◆ **To do**
Look through the data that follows and copy each line with the string "icon".

# # # # #

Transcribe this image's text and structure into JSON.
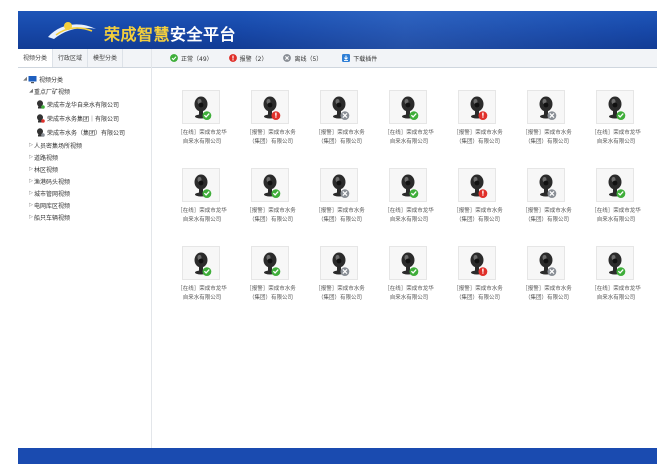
{
  "header": {
    "title_accent": "荣成智慧",
    "title_rest": "安全平台"
  },
  "sidebar": {
    "tabs": [
      {
        "label": "视频分类",
        "active": true
      },
      {
        "label": "行政区域",
        "active": false
      },
      {
        "label": "模型分类",
        "active": false
      }
    ],
    "tree": {
      "root": "视频分类",
      "items": [
        {
          "label": "重点厂矿视频",
          "expanded": true,
          "children": [
            "荣成市龙华自来水有限公司",
            "荣成市水务集团｜有限公司",
            "荣成市水务（集团）有限公司"
          ]
        },
        {
          "label": "人员密集场所视频",
          "expanded": false
        },
        {
          "label": "道路视频",
          "expanded": false
        },
        {
          "label": "林区视频",
          "expanded": false
        },
        {
          "label": "渔港码头视频",
          "expanded": false
        },
        {
          "label": "城市管网视频",
          "expanded": false
        },
        {
          "label": "电网库区视频",
          "expanded": false
        },
        {
          "label": "船只车辆视频",
          "expanded": false
        }
      ]
    }
  },
  "toolbar": {
    "items": [
      {
        "label": "正常（49）",
        "color": "#3fae3a",
        "icon": "check-icon"
      },
      {
        "label": "报警（2）",
        "color": "#e0302a",
        "icon": "alarm-icon"
      },
      {
        "label": "离线（5）",
        "color": "#8a8f96",
        "icon": "offline-icon"
      }
    ],
    "download_label": "下载插件"
  },
  "status_colors": {
    "online": "#3fae3a",
    "alarm": "#e0302a",
    "offline": "#8a8f96"
  },
  "cameras": [
    {
      "status": "online",
      "line1": "［在线］荣成市龙华",
      "line2": "自来水有限公司"
    },
    {
      "status": "alarm",
      "line1": "［报警］荣成市水务",
      "line2": "（集团）有限公司"
    },
    {
      "status": "offline",
      "line1": "［报警］荣成市水务",
      "line2": "（集团）有限公司"
    },
    {
      "status": "online",
      "line1": "［在线］荣成市龙华",
      "line2": "自来水有限公司"
    },
    {
      "status": "alarm",
      "line1": "［报警］荣成市水务",
      "line2": "（集团）有限公司"
    },
    {
      "status": "offline",
      "line1": "［报警］荣成市水务",
      "line2": "（集团）有限公司"
    },
    {
      "status": "online",
      "line1": "［在线］荣成市龙华",
      "line2": "自来水有限公司"
    },
    {
      "status": "online",
      "line1": "［在线］荣成市龙华",
      "line2": "自来水有限公司"
    },
    {
      "status": "online",
      "line1": "［报警］荣成市水务",
      "line2": "（集团）有限公司"
    },
    {
      "status": "offline",
      "line1": "［报警］荣成市水务",
      "line2": "（集团）有限公司"
    },
    {
      "status": "online",
      "line1": "［在线］荣成市龙华",
      "line2": "自来水有限公司"
    },
    {
      "status": "alarm",
      "line1": "［报警］荣成市水务",
      "line2": "（集团）有限公司"
    },
    {
      "status": "offline",
      "line1": "［报警］荣成市水务",
      "line2": "（集团）有限公司"
    },
    {
      "status": "online",
      "line1": "［在线］荣成市龙华",
      "line2": "自来水有限公司"
    },
    {
      "status": "online",
      "line1": "［在线］荣成市龙华",
      "line2": "自来水有限公司"
    },
    {
      "status": "online",
      "line1": "［报警］荣成市水务",
      "line2": "（集团）有限公司"
    },
    {
      "status": "offline",
      "line1": "［报警］荣成市水务",
      "line2": "（集团）有限公司"
    },
    {
      "status": "online",
      "line1": "［在线］荣成市龙华",
      "line2": "自来水有限公司"
    },
    {
      "status": "alarm",
      "line1": "［报警］荣成市水务",
      "line2": "（集团）有限公司"
    },
    {
      "status": "offline",
      "line1": "［报警］荣成市水务",
      "line2": "（集团）有限公司"
    },
    {
      "status": "online",
      "line1": "［在线］荣成市龙华",
      "line2": "自来水有限公司"
    }
  ]
}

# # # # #

◆ **Written response**
        "icon": "check-icon"
        "icon": "alarm-icon"
        "icon": "offline-icon"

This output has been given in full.